What to do
Counting only lines that contain "values", state the total found in the material below. Add nothing else.

Materials provided
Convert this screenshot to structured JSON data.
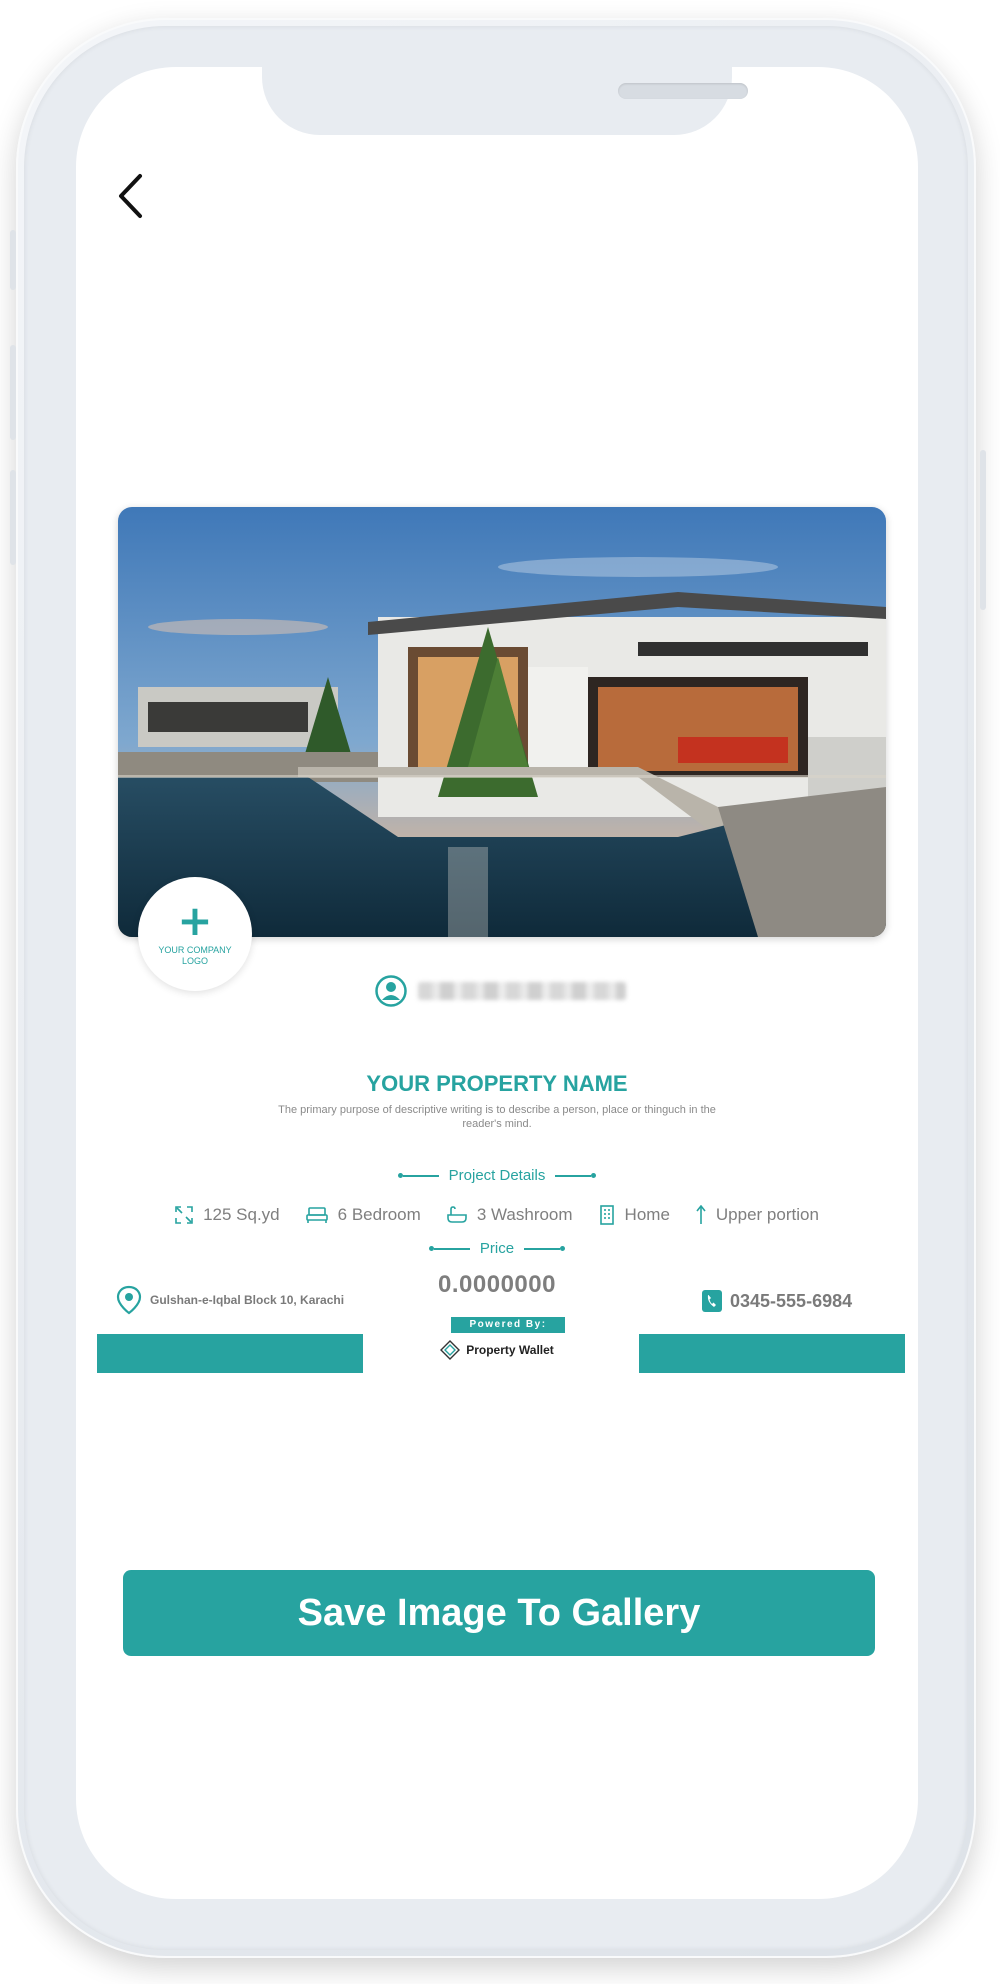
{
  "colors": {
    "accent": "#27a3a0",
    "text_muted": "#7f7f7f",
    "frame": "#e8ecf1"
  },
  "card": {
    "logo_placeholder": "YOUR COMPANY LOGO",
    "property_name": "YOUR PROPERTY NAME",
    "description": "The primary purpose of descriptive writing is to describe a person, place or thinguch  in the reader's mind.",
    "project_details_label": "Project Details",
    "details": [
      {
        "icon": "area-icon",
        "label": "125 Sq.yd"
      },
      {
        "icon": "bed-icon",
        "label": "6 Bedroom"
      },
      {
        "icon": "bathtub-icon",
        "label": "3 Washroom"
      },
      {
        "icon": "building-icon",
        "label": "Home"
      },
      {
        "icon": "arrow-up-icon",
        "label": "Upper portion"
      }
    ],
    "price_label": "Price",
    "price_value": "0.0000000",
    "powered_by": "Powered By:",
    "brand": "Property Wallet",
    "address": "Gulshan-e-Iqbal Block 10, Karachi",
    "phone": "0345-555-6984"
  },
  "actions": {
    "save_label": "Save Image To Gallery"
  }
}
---
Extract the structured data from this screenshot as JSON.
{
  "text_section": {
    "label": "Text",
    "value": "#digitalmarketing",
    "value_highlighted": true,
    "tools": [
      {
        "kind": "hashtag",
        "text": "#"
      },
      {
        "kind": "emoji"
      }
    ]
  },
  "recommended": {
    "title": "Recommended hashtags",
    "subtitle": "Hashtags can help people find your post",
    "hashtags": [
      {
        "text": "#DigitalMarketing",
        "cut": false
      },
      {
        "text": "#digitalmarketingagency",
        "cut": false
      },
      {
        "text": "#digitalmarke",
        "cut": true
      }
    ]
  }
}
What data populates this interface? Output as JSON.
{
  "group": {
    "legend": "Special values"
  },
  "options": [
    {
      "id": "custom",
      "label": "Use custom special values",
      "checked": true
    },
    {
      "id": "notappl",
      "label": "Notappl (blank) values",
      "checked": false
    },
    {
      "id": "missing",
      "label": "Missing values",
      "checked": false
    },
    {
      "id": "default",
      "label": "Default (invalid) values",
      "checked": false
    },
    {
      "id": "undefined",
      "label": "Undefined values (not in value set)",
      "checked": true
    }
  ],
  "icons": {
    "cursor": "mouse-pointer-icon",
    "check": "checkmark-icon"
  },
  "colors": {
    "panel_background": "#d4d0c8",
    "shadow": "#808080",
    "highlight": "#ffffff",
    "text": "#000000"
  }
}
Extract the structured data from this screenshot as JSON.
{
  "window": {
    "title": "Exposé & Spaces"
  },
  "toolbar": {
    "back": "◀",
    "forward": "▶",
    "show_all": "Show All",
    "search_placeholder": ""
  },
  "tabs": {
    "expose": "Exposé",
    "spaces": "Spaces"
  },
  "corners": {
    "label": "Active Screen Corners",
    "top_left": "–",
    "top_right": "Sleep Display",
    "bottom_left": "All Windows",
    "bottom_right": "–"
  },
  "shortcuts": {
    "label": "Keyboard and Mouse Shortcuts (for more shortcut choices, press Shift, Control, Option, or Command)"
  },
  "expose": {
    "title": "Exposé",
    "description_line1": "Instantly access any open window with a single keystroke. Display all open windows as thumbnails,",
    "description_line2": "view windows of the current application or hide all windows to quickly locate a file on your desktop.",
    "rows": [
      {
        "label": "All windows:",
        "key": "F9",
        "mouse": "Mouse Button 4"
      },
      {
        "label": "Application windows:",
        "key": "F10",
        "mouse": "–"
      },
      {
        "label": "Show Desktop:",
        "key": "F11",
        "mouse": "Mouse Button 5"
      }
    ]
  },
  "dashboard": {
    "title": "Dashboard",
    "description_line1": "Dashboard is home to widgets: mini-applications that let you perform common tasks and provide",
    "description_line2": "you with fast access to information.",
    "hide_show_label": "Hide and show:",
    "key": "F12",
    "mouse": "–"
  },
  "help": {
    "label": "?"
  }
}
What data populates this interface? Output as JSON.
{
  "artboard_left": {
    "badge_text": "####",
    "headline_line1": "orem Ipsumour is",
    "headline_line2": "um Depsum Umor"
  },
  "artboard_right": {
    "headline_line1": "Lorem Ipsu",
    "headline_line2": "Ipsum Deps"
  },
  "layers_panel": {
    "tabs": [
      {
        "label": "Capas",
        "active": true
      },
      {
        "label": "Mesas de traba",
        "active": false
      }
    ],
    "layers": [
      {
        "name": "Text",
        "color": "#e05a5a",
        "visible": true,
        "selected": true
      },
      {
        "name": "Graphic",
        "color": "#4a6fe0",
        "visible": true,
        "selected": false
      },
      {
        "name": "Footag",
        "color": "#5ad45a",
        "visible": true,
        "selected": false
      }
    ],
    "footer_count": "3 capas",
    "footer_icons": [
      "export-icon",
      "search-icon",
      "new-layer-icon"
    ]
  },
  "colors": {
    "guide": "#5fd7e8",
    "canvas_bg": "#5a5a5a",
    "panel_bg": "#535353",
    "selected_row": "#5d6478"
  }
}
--
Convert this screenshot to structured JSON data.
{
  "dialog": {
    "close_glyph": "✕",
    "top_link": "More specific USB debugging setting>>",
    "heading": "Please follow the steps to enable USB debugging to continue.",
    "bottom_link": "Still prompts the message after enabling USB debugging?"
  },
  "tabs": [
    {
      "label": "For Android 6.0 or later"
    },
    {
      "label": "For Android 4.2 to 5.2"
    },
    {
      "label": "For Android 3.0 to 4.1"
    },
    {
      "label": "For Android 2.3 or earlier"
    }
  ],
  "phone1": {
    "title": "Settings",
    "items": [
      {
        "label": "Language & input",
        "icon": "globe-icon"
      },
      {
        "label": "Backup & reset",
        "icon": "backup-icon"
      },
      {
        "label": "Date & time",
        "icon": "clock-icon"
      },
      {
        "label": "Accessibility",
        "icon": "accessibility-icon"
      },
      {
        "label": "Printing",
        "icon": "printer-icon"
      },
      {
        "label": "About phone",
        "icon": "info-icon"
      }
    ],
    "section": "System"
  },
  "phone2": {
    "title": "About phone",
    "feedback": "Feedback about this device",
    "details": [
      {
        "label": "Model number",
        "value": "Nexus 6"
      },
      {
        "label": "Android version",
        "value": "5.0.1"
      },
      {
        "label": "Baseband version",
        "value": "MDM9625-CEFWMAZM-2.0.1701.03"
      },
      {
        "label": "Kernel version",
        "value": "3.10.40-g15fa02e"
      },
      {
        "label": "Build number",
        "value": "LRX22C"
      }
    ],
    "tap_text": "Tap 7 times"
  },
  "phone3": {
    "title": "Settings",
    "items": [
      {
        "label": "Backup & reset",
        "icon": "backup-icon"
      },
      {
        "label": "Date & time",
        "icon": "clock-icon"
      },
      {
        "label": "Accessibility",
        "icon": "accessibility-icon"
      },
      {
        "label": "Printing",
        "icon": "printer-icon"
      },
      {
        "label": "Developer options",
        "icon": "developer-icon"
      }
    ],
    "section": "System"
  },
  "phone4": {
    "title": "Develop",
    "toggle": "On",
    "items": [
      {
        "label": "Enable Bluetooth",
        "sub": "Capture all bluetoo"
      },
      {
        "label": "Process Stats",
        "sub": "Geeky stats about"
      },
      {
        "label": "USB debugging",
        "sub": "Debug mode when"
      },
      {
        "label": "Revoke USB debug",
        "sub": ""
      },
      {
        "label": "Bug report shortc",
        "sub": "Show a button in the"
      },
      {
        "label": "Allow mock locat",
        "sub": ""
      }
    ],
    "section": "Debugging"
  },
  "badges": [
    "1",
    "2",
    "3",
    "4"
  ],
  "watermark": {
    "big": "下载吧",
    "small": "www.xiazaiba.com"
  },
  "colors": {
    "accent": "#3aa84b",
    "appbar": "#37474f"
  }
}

Solved exercise
6